Date of Award
Doctor of Philosophy
Biologists represent evolutionary history of species through phylogenetic trees. Leaves of a phylogenetic tree represent the species and internal vertices represent the extinct ancestors. Given a collection of input phylogenetic trees, a common problem in computational biology is to build a supertree that captures the evolutionary history of all the species in the input trees, and is consistent with each of the input trees. In this document we study the tree compatibility and agreement supertree problems.
Tree compatibility problem is NP-complete but has been shown to be fixed parameter tractable when parametrized by number of input trees. We characterize the compatible supertree problem in terms of triangulation of a structure called the display graph. We also give an alternative characterization in terms of cuts of the display graph. We show how these characterizations are related to characterization given in terms of triangulation of the edge label intersection graph. We then give a characterization of the agreement supertree problem.
In real world data, consistent supertrees do not always exist. Inconsistencies can be dealt with by contraction of edges or removal of taxa. The agreement supertree edge contraction (AST-EC) problem asks if a collection of k rooted trees can be made to agree by contraction of at most p edges. Similarly, the agreement supertree taxon removal (AST-TR) problem asks if a collection of k rooted trees can be made to agree by removal of at most p taxa. We give fixed parameter algorithms for both cases when parametrized by k and p.
We study the long standing conjecture on the perfect phylogeny problem; there exists a function f (r) such that a given collection C of r-state characters is compatible if and only if every f (r) subset of C is compatible. We will show that for r ≥ 2, f (r) ≥ lceil (r/2) rceil * lfloor(r/2)rfloor + 1.

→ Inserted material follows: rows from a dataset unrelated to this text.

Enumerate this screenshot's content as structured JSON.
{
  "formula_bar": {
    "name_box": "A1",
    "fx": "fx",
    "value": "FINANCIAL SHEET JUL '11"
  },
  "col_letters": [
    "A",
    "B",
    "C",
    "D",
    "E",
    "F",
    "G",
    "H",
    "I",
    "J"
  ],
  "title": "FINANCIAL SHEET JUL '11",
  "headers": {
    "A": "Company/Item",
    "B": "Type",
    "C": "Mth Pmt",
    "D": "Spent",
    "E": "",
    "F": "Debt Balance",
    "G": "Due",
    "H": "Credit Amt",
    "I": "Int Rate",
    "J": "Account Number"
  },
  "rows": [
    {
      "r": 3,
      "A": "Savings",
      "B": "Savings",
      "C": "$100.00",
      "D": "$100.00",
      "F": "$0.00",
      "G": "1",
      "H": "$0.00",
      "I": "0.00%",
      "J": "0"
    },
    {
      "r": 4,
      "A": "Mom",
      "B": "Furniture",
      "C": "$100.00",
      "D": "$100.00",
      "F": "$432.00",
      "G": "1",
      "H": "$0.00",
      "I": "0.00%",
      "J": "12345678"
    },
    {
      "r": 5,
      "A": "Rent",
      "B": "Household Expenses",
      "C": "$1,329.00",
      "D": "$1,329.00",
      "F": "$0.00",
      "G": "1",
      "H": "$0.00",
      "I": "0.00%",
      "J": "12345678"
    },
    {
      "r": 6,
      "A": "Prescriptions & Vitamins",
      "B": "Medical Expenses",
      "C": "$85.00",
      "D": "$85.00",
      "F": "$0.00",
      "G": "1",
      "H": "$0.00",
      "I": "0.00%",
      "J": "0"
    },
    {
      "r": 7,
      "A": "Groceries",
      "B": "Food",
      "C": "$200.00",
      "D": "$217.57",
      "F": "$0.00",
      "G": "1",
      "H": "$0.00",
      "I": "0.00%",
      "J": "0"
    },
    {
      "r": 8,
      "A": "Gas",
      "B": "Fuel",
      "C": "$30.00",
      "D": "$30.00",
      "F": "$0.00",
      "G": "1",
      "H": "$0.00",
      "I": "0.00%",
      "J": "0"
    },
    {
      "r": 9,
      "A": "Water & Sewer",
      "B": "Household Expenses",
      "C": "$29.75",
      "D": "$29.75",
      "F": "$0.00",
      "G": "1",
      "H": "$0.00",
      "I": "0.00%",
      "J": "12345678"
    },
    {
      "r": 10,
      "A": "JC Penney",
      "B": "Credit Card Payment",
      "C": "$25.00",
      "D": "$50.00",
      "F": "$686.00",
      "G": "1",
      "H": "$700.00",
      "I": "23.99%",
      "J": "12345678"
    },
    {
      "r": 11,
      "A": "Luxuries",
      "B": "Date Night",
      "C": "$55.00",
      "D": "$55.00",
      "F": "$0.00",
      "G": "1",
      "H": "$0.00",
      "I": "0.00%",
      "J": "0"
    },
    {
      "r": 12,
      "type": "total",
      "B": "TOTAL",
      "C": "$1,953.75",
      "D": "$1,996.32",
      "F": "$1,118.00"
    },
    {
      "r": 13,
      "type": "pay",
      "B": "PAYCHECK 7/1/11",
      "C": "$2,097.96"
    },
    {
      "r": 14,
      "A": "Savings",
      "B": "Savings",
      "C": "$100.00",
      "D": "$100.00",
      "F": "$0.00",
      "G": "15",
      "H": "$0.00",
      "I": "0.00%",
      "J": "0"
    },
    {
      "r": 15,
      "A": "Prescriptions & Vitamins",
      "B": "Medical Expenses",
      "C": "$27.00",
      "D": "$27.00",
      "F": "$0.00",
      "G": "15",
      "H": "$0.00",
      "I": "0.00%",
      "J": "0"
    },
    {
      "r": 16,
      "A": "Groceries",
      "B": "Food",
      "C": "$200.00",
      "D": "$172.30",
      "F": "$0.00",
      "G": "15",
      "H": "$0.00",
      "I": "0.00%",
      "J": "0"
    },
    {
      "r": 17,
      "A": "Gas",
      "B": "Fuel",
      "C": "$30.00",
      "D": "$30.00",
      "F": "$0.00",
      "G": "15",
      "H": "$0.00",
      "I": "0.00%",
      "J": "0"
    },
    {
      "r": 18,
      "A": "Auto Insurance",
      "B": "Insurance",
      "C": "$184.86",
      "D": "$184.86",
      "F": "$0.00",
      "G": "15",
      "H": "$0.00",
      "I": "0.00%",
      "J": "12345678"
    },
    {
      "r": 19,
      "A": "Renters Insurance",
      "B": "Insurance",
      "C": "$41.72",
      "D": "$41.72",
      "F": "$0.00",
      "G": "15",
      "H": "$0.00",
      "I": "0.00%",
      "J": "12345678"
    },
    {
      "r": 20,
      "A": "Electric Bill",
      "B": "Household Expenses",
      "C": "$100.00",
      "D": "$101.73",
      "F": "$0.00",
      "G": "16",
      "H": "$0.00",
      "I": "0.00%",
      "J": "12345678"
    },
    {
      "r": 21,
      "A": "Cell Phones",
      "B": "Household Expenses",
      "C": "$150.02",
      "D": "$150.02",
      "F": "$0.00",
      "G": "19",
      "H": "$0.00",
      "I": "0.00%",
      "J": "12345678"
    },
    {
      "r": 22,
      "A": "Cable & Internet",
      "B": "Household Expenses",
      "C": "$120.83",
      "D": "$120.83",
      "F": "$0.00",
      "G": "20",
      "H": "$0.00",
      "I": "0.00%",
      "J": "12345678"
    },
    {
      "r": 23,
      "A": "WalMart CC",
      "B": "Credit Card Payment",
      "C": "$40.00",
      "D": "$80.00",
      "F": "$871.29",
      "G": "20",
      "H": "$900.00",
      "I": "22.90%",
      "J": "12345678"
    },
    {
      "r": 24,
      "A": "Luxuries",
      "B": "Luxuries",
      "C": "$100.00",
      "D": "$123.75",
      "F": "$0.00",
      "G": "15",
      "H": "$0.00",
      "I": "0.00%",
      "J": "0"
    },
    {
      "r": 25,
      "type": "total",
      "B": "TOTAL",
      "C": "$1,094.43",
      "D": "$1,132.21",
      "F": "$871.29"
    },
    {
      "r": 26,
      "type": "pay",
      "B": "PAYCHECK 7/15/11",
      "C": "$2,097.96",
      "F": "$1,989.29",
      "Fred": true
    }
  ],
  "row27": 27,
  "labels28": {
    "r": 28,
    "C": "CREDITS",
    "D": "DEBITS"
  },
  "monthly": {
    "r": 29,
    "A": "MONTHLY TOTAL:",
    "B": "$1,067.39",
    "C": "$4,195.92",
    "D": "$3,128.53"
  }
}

Sudheer Reddy Vakati
Vakati, Sudheer Reddy, "Fixed parameter algorithms for compatible and agreement supertree problems" (2013). Graduate Theses and Dissertations. 13238.